* **Problem description**
Go through the entries one line at a time, and gather every line that has the word "true".
——
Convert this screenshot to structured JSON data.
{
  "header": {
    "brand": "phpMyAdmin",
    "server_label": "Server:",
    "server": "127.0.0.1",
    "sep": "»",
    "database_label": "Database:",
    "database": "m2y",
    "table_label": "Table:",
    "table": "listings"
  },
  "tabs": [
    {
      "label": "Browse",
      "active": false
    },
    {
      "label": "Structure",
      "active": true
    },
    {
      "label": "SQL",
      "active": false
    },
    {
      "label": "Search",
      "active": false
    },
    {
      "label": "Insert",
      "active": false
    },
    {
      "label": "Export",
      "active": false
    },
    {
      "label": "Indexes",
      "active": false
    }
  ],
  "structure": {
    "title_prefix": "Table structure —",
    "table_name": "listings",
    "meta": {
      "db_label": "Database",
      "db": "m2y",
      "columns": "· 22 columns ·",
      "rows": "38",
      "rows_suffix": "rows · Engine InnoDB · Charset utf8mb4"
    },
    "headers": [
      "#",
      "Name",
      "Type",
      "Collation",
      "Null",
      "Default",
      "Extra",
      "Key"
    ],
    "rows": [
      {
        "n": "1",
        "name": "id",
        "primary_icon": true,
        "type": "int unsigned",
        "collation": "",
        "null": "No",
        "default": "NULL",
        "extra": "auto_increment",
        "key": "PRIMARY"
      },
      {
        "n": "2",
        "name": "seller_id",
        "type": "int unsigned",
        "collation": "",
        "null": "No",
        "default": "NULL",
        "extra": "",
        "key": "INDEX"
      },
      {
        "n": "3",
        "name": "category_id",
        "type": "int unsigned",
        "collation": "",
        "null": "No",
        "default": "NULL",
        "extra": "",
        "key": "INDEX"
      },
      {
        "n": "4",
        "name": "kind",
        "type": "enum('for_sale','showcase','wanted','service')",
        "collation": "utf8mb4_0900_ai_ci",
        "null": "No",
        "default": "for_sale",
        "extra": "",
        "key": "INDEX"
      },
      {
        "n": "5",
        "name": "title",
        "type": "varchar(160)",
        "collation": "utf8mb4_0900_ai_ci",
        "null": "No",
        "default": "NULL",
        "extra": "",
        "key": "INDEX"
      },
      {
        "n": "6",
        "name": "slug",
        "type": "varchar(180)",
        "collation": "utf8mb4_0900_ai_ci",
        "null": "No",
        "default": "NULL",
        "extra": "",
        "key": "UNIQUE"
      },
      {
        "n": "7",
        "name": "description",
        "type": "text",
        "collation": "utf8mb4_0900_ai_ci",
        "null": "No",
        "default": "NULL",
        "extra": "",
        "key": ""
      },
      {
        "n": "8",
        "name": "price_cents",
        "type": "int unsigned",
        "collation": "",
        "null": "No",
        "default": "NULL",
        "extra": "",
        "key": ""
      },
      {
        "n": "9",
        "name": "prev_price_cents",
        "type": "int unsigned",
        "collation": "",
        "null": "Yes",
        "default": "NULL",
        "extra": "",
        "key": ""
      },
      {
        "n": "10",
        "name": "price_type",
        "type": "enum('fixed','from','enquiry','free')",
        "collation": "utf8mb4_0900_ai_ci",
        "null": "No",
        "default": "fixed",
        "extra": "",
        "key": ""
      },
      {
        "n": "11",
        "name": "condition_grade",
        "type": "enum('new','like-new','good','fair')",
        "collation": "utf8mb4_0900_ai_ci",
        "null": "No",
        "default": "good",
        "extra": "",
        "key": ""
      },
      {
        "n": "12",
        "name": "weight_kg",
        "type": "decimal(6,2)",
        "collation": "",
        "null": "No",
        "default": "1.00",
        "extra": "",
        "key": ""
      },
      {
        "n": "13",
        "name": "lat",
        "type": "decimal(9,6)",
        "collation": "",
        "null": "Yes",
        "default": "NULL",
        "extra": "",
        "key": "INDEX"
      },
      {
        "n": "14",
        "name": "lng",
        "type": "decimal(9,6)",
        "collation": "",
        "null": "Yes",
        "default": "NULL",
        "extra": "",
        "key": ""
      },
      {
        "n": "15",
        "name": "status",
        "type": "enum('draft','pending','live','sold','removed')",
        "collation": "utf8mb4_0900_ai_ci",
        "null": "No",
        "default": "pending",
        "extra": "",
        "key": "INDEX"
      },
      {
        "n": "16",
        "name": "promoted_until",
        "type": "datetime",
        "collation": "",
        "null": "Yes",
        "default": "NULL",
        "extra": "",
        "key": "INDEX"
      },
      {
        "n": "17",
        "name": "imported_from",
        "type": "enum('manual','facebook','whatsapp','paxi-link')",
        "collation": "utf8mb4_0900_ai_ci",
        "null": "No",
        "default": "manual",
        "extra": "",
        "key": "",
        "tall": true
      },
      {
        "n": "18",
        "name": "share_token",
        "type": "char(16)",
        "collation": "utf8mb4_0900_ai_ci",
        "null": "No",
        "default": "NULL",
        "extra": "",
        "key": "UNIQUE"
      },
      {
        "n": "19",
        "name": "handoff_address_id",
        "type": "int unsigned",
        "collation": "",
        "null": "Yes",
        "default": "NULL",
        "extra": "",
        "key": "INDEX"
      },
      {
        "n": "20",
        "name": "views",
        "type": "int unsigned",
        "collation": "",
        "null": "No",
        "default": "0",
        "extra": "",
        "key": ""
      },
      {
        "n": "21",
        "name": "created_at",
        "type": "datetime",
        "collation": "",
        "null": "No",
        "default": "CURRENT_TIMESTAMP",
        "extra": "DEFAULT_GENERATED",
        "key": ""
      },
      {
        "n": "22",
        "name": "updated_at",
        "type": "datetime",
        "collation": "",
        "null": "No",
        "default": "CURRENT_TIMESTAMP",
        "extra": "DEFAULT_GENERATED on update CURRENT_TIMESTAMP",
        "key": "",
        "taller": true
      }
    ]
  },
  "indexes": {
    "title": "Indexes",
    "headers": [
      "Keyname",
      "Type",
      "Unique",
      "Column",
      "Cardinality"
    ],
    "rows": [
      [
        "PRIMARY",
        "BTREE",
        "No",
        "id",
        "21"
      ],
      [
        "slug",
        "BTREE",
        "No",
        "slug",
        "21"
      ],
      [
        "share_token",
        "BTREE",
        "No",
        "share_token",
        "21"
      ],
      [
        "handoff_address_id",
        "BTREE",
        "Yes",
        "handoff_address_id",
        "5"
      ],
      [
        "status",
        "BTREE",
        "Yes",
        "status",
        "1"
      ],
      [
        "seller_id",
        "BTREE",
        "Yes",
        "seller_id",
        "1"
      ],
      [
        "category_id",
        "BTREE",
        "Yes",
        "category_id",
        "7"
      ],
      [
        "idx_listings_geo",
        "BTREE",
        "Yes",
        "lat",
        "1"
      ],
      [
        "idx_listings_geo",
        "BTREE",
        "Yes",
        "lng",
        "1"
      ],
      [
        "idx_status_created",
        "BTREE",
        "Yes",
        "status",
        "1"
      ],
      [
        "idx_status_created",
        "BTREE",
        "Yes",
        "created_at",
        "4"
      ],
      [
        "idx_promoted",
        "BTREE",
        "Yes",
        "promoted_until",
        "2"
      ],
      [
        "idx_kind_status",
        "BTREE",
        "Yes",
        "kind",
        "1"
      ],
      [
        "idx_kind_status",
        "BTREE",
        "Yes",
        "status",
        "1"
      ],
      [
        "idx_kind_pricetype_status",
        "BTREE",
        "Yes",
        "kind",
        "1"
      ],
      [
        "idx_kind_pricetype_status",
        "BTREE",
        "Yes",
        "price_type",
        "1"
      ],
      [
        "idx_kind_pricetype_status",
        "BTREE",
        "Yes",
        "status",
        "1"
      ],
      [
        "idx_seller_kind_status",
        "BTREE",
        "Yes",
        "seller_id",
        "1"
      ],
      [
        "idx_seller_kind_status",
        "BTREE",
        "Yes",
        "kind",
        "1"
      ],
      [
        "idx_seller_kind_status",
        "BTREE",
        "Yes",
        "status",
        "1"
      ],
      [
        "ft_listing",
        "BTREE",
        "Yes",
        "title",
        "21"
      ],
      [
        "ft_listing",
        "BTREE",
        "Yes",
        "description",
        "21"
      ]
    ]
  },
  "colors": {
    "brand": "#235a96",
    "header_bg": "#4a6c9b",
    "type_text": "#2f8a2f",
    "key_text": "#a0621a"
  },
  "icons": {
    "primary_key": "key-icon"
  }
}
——
* **Completed task**
      "active": true
        "primary_icon": true,
        "tall": true
        "taller": true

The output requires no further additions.